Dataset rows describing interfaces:
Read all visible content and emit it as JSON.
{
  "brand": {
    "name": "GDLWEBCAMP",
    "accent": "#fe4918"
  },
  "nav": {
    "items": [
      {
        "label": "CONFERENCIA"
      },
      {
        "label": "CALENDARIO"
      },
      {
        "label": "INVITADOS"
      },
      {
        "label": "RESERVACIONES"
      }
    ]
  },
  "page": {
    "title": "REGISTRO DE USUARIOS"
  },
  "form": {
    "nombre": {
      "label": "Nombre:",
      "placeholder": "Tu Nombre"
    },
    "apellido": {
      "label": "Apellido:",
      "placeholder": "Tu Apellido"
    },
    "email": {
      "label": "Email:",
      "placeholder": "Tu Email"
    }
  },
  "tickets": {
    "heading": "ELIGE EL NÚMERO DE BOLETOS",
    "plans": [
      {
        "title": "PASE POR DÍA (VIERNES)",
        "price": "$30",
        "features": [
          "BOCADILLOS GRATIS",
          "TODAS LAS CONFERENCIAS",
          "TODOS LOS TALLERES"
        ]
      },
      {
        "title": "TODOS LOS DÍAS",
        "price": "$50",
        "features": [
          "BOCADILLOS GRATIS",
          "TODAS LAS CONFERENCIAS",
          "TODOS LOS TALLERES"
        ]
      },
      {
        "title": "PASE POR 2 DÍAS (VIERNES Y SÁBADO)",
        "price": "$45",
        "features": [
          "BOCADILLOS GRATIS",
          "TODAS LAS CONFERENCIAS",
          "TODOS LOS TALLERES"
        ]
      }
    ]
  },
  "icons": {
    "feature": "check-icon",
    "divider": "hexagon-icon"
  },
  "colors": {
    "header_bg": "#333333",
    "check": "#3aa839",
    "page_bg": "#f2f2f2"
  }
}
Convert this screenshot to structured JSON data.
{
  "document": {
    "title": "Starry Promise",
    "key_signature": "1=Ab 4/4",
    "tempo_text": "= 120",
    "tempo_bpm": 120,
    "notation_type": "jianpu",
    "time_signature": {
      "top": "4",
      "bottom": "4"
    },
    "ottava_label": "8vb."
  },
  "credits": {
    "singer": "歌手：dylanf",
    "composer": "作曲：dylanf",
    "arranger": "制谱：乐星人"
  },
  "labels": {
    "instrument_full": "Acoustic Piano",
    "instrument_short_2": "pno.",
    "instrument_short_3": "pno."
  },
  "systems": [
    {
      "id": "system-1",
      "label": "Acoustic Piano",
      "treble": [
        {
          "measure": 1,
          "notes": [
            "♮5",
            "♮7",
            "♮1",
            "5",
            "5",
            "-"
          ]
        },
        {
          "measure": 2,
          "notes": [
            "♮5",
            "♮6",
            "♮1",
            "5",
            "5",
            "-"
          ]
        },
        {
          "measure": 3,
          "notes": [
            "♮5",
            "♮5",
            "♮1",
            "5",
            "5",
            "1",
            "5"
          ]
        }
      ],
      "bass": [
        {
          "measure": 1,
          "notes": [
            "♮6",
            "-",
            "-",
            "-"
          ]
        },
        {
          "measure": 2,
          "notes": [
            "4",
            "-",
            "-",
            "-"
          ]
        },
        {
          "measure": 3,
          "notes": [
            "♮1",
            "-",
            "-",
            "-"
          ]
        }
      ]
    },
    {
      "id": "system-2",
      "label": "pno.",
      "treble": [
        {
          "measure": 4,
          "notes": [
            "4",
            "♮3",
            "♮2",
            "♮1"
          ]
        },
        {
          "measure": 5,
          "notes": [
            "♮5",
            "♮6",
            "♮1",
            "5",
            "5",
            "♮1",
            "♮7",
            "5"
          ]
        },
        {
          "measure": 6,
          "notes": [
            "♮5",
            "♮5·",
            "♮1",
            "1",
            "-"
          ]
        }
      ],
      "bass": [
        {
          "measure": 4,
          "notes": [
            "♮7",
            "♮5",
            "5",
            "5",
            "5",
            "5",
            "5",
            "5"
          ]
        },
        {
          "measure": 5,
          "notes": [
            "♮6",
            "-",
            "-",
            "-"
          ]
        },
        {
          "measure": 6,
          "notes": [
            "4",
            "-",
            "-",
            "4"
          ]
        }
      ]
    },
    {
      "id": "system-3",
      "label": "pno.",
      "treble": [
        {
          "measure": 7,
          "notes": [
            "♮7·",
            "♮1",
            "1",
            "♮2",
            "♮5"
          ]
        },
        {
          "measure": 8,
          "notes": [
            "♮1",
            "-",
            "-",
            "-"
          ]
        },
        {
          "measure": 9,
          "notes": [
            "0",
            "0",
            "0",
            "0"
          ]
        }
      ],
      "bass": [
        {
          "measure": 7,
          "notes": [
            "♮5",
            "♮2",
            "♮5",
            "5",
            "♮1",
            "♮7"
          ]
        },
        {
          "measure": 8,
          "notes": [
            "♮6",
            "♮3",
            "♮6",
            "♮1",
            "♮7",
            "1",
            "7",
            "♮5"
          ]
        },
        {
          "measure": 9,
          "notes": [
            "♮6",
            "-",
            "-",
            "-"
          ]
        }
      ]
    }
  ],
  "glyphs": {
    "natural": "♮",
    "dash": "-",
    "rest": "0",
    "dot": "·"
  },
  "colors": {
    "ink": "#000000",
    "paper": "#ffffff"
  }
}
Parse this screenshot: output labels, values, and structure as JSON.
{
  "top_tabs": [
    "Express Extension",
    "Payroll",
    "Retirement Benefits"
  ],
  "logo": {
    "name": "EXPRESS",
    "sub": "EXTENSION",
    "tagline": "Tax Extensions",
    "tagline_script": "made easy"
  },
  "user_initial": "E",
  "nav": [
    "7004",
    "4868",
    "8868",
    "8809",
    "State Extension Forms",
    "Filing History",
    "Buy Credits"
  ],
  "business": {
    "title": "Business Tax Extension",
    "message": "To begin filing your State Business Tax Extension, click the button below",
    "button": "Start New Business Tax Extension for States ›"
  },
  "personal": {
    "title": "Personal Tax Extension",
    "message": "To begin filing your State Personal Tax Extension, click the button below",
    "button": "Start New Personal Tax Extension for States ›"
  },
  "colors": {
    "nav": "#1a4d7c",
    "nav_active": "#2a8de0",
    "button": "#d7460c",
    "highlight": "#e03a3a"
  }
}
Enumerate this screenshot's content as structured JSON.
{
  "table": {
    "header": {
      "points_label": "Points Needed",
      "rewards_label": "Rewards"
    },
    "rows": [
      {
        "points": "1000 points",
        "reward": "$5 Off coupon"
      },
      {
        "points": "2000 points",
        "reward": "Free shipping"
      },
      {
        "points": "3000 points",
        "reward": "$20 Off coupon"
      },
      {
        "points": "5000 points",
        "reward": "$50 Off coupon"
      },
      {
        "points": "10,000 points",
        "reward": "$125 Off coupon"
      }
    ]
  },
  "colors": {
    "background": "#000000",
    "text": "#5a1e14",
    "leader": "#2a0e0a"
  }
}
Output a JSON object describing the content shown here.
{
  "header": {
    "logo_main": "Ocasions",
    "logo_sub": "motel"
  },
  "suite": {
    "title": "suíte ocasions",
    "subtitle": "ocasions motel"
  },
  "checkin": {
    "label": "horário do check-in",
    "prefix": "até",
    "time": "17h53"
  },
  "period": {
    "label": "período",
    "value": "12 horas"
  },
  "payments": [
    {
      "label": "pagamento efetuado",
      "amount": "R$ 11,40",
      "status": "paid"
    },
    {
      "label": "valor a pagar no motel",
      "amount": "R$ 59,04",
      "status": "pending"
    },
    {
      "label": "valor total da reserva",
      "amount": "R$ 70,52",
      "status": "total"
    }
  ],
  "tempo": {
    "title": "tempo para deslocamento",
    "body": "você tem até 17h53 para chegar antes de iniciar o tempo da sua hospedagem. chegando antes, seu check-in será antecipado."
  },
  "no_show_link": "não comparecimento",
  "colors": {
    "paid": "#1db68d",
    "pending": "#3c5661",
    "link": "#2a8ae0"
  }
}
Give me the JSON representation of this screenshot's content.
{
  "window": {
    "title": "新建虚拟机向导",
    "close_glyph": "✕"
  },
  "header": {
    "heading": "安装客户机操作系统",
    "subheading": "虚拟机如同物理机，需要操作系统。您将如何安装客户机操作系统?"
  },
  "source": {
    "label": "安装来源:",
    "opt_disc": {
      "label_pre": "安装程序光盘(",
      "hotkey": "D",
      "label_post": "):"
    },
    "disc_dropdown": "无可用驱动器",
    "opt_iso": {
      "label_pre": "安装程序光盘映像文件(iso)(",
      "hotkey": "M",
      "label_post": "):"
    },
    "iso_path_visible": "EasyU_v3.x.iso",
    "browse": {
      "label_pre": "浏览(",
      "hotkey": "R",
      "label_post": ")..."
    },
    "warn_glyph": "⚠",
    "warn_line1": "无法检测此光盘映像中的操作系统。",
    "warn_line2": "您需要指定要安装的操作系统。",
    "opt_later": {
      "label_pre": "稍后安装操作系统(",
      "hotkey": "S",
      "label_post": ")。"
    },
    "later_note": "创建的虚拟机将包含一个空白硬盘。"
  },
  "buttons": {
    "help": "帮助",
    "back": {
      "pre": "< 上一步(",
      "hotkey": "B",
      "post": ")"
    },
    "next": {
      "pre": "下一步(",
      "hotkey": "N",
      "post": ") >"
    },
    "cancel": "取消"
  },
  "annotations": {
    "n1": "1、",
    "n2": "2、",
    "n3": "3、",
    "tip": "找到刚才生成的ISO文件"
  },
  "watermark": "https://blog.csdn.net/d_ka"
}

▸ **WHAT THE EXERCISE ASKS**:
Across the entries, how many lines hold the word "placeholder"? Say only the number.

▸ **SOLVED EXERCISE**:
3